about 200 monkeypox infections have now been detected in countries outside africa, where the disease is usually found. wendy urquhart reports. the latest laboratory to confirm a case of monkeypox outside of africa. reportedly a ao—year—old man who recently returned from spain to argentina where residents reacted to the news. translation: where is this going? for example this pandemic, is it going to end or not? i think this is going to continue and they will come one after the other, all the time, unless we become more conscientious. i hope that it is not something that involves to be more and more complicated for our everyday life. of the 200 cases recorded recently, around half in the uk where the health security agency says monkeypox patients should avoid any contact
with their pets for 21 days. virologists fear that the virus could get into domestic animals and ping—pong between them and humans. cases are also mounting in spain, one of over 20 countries where the disease has spread. but the message from the world health organization is that this can be controlled. we are afraid that there will be spreading in community, but currently this is hard to assess as a risk, we think that if we put in place the right measures now, we probably can contain this easily. the who said a mass vaccination programme was not required. smallpox jabs could be given to close contacts of those affected. wendy urquhart, bbc news. it's exactly a0 years since the soldiers of 2 para were preparing for the first major land battle of the falklands conflict. the fight to re—capture goose green

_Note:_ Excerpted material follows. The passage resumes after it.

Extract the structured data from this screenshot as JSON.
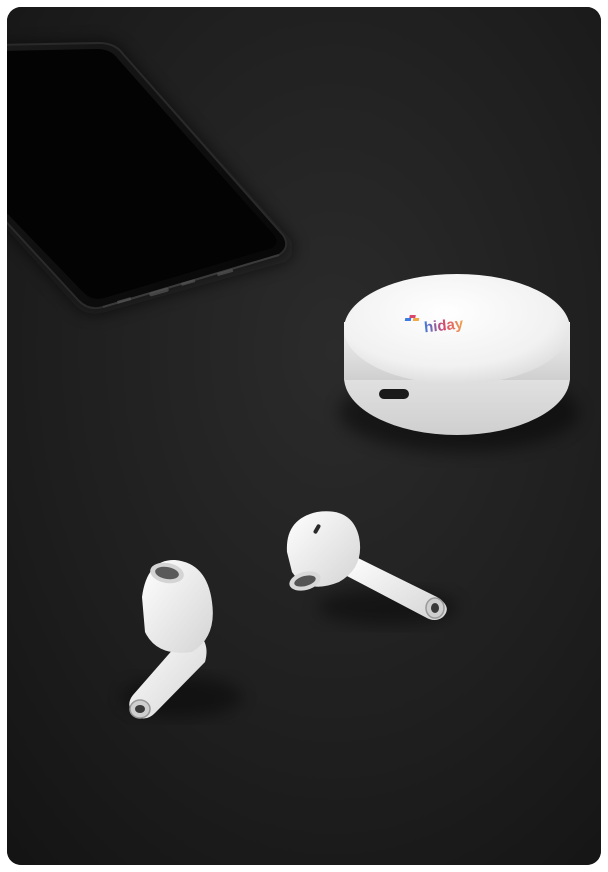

cost 18 british lives — including lieutenant colonel h jones — who was the most senior british officer to be killed in the falklands. he was posthumously awarded the victoria cross for his bravery. his widow sara jones has been remembering the events of 1982. steve humphrey has the story. i've got so many happy memories, but we were only married for 18 years, which is quite short, really, with a0 years since he went. you need to really hang on to all the happy memories. every year at this time, sara jones plants a tree to remember her husband, lieutenant colonel h jones vc. it's just a nice way to mark the anniversary of his death. gives you something to think of.